Keith A. Bellovich, DO

There is a broad range of skin manifestations when having to depend on dialysis. Skin disorders can affect a patient’s quality of life and can negatively impact their mental and physical health.

Itching (uremic pruritus) is by far the most common complaint that patients suffer. But dry skin (xerosis cutis) and skin discoloration are also common complaints in patient with severe loss of kidney function. Dry skin is caused by reduction in the size of sweat glands and atrophy of sebaceous or oil producing glands. Dry skin increases the susceptibility to infections and this is aggravated by delayed wound healing of the skin.

Alterations in the color of your skin, in particular darkening of the palms and soles and membranes in your mouth can be seen relatively early during progression of the disease.

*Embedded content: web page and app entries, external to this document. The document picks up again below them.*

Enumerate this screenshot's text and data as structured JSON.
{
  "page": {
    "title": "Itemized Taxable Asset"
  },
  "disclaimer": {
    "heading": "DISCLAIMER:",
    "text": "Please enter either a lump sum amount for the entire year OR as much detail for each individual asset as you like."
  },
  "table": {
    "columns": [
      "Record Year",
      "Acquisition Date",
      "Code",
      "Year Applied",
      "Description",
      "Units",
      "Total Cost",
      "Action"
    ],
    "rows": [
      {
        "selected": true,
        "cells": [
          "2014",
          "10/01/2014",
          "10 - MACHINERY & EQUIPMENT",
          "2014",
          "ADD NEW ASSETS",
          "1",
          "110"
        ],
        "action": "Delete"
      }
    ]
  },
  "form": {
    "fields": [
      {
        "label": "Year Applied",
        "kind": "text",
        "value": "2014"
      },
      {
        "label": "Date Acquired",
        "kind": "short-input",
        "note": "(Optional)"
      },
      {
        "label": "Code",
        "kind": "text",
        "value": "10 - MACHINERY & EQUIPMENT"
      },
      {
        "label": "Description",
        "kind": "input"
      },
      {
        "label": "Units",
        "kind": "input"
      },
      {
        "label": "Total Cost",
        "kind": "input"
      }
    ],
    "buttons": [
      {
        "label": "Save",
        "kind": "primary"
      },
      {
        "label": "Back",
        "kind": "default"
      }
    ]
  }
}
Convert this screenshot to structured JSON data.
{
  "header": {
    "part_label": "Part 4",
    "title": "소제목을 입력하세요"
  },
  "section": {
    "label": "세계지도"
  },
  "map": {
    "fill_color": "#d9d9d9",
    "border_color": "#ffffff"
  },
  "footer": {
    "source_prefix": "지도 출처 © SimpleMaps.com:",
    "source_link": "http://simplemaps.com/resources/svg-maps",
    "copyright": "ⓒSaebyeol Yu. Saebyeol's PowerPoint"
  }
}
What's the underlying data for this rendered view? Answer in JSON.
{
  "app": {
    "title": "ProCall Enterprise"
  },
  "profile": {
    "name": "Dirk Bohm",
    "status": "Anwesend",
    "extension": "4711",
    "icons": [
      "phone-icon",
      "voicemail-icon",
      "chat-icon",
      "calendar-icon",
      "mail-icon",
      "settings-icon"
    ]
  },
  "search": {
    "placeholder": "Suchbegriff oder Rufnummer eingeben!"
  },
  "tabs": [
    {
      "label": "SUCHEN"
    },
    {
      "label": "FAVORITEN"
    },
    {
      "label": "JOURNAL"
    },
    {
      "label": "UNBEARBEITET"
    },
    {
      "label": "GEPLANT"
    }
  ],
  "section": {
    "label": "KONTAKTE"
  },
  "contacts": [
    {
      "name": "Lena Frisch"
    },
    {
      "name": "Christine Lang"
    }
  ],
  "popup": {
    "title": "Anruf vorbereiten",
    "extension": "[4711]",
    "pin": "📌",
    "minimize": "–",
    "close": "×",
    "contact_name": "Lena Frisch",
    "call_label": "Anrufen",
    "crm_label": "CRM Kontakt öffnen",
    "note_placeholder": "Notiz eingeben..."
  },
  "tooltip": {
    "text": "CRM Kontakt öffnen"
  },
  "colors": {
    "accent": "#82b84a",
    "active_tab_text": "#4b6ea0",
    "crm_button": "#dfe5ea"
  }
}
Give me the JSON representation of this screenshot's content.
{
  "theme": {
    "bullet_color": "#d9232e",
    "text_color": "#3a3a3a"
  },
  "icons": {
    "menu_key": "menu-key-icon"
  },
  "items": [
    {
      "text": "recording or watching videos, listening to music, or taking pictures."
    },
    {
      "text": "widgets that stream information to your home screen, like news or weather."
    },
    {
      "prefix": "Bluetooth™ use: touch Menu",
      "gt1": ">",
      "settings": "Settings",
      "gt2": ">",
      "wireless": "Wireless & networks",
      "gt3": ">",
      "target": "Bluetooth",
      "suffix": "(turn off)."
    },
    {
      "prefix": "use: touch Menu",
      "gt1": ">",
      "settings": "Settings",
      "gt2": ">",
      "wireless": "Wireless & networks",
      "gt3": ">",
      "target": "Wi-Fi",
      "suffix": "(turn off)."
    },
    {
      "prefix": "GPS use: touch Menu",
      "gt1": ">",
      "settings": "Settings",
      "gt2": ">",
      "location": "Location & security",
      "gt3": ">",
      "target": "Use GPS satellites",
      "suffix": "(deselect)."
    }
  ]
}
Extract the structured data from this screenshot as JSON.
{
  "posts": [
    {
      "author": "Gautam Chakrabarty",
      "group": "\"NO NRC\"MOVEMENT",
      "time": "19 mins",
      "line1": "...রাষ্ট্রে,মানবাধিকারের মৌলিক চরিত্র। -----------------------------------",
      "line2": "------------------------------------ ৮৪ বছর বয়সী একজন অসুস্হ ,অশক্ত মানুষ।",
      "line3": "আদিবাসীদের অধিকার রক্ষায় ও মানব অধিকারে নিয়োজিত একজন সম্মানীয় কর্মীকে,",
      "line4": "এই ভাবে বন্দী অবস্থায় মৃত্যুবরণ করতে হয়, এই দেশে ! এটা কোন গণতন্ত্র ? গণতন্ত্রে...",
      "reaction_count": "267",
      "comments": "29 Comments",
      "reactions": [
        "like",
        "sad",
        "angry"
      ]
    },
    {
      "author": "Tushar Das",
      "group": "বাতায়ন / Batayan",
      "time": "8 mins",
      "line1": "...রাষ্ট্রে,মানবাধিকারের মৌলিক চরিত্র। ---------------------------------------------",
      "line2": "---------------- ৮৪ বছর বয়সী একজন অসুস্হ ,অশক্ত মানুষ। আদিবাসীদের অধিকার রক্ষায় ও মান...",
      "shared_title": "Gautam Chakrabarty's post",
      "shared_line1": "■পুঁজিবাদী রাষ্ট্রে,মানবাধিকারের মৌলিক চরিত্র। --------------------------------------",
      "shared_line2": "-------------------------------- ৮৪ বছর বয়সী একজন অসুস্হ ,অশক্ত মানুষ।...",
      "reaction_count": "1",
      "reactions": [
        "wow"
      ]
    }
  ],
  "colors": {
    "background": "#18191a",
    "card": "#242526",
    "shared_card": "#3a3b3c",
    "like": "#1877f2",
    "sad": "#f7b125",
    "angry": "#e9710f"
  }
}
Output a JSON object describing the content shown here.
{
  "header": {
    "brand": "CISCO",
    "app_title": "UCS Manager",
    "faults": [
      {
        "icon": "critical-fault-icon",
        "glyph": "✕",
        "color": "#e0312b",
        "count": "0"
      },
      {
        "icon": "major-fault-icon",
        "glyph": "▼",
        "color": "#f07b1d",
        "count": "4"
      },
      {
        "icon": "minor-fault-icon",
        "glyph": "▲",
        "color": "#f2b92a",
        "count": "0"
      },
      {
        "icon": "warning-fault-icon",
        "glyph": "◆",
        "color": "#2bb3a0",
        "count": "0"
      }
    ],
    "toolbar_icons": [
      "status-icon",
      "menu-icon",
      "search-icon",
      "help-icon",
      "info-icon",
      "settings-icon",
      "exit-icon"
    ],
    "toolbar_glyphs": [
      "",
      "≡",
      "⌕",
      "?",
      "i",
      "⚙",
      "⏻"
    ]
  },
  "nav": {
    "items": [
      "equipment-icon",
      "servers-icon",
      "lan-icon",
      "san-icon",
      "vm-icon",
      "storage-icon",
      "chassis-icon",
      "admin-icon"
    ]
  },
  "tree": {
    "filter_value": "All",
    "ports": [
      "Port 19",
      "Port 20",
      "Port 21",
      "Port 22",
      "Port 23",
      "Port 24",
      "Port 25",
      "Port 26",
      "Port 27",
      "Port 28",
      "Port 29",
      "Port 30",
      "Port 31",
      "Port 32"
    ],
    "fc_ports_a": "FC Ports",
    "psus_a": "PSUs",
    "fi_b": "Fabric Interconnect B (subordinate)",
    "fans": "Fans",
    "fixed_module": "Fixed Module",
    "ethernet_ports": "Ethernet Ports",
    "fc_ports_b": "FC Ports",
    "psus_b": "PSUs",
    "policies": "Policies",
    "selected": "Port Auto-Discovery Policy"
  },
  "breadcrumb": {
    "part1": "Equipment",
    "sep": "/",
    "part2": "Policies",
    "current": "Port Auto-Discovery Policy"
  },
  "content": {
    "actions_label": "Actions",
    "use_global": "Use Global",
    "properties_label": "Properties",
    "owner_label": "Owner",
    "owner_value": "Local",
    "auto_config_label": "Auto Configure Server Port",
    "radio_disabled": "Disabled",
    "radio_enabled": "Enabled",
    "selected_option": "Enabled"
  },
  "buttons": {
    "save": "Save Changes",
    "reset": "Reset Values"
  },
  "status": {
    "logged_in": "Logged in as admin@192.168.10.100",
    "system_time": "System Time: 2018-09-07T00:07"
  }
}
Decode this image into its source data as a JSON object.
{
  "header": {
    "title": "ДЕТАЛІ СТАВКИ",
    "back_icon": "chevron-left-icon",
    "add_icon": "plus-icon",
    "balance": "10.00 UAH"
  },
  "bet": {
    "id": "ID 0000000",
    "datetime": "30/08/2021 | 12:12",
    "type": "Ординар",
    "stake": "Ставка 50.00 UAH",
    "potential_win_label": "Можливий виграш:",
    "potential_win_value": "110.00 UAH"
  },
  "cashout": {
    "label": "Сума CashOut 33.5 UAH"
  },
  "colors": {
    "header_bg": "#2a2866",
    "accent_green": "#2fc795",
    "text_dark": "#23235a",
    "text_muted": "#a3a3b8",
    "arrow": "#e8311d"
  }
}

Other aspects of the skin for CKD patients include increased susceptibility to low temperatures, increased hair growth on the cheeks and thickening of the eyebrows. The blood flow to your skin is significantly reduced in dialysis patients which results in half and half nails, also called Lindsay’s Nails which are typical findings in dialysis patients. This leads to a white discoloration in the half of your nails closest to your body and red/brownish color of the outer aspect of the nails. The discoloration comes from melanin deposition within the nail and excessive development of connective tissue between the nail and bone that reduces blood supply. This usually remains unchanged after dialysis but may disappear after a kidney transplant.

Hyperpigmentation and pallor are commonly seen in dialysis patients.

Over time, many patients develop a yellowish hue, which has been attributed to retained urochromes and carotene which are substances that are usually excreted by the kidneys. When they accumulate they become deposited in the epidermis and subcutaneous tissues. A brownish hyperpigmentation is also common, mostly in sun-exposed areas. This hyperpigmentation results from an increase in melanin production because of an increase in poorly dialyzable melanocyte stimulating hormone.

Patients with this condition tend to have a grayish, almost metallic color skin.

Another discoloration can be uremic frost which is a fine white-to-yellow crystalline powder like appearance on the skin surface after sweat dries. When the blood urea nitrogen (BUN) level is very high, the concentration of urea in sweat is increased significantly. Evaporation from sweat results in the deposition of urea crystals on the skin. Uremic frost is commonly found in the beard, face, neck, and trunk. This can be very concerning and must be brought to the attention of your caregivers to insure you are getting adequate dialysis.

Keith A. Bellovich, DO, is a nephrologist at St. Clair Nephrology, covering the metropolitan Detroit, MI area. Dr.
Bellovich also serves on the Board of the Renal Physicians Association.